- **Assignment**: Among the records below, count the lines where "covid" occurs, and report that total alone.

- **Source material**:

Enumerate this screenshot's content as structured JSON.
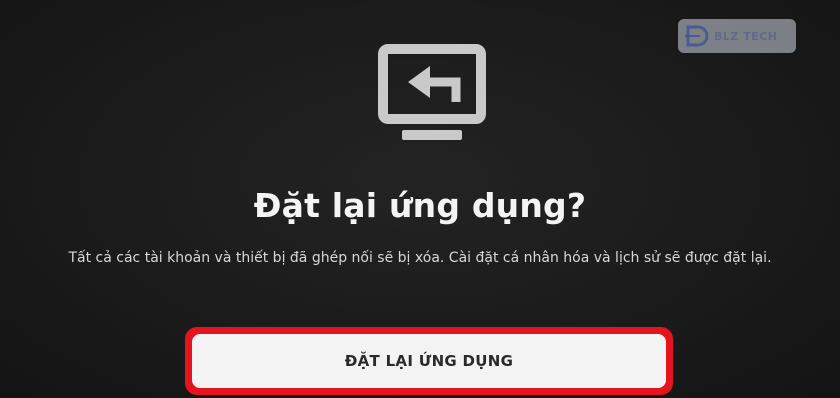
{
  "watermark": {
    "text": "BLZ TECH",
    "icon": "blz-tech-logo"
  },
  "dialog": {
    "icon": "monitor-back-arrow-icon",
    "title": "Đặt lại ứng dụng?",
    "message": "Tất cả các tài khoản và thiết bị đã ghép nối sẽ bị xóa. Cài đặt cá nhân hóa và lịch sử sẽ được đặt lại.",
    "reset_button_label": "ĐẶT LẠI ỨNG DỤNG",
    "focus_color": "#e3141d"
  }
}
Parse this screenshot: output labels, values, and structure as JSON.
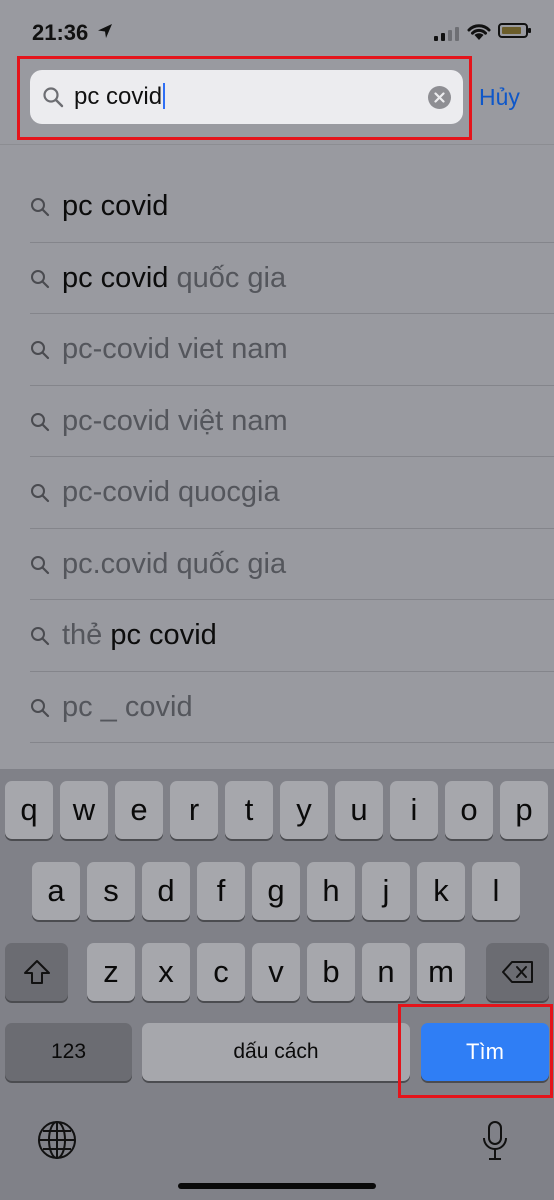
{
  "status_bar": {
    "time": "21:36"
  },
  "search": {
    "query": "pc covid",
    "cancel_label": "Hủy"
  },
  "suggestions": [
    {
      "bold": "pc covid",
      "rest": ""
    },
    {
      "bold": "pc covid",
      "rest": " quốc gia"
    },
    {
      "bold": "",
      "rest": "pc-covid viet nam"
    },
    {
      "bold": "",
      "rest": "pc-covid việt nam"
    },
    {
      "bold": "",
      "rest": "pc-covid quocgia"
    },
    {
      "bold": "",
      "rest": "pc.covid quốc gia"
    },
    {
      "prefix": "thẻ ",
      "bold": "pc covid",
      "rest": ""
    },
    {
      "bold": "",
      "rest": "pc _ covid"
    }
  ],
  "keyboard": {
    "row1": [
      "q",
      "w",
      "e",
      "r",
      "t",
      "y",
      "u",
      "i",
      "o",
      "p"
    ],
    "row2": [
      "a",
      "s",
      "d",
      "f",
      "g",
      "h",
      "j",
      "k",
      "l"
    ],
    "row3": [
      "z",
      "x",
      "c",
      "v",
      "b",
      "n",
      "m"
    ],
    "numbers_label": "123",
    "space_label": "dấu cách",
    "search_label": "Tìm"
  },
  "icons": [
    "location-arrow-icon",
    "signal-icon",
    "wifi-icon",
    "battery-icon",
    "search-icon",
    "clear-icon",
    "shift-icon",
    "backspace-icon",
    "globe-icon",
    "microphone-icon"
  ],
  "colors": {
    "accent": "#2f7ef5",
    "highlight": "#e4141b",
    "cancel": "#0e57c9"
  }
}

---

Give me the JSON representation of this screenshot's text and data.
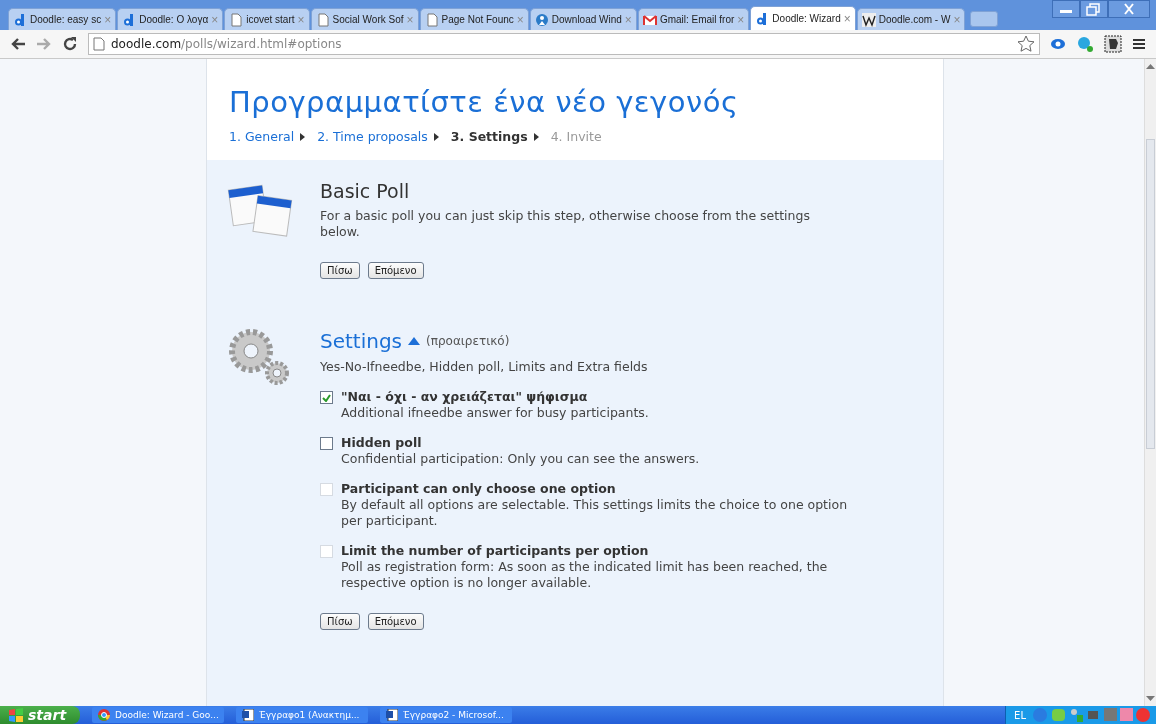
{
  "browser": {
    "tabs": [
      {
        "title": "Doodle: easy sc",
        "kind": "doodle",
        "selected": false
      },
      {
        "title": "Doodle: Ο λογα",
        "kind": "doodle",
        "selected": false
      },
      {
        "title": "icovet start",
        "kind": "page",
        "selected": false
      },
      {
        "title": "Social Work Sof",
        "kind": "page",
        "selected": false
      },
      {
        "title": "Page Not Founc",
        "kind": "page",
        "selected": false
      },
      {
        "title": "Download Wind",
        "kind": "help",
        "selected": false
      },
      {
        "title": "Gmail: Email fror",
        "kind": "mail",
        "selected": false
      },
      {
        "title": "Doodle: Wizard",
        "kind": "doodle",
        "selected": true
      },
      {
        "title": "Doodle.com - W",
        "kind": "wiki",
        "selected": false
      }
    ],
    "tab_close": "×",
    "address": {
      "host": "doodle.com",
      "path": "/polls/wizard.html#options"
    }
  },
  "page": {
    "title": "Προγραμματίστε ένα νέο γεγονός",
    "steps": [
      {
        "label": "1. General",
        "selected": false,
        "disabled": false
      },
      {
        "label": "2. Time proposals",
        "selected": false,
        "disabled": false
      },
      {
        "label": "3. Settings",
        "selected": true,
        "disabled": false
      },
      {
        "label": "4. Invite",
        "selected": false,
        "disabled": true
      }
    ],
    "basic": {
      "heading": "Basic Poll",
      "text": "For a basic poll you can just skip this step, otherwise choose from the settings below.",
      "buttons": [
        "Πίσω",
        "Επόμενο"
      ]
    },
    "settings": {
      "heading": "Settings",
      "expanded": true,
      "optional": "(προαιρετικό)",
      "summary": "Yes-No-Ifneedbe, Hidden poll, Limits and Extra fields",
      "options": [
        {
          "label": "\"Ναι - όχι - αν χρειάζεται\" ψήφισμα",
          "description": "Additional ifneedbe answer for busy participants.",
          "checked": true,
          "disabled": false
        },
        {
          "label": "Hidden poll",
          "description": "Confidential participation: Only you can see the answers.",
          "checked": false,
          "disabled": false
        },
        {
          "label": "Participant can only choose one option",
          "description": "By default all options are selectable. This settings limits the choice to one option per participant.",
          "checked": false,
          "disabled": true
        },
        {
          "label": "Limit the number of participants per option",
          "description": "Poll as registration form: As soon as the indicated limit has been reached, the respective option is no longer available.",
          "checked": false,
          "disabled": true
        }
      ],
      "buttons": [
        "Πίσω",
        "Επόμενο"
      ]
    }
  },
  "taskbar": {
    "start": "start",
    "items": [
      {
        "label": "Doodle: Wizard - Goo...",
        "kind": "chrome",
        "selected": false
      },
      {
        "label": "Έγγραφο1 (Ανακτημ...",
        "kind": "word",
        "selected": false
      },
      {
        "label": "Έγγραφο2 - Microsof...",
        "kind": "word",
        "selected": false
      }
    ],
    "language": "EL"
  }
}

- **Answer section**: 9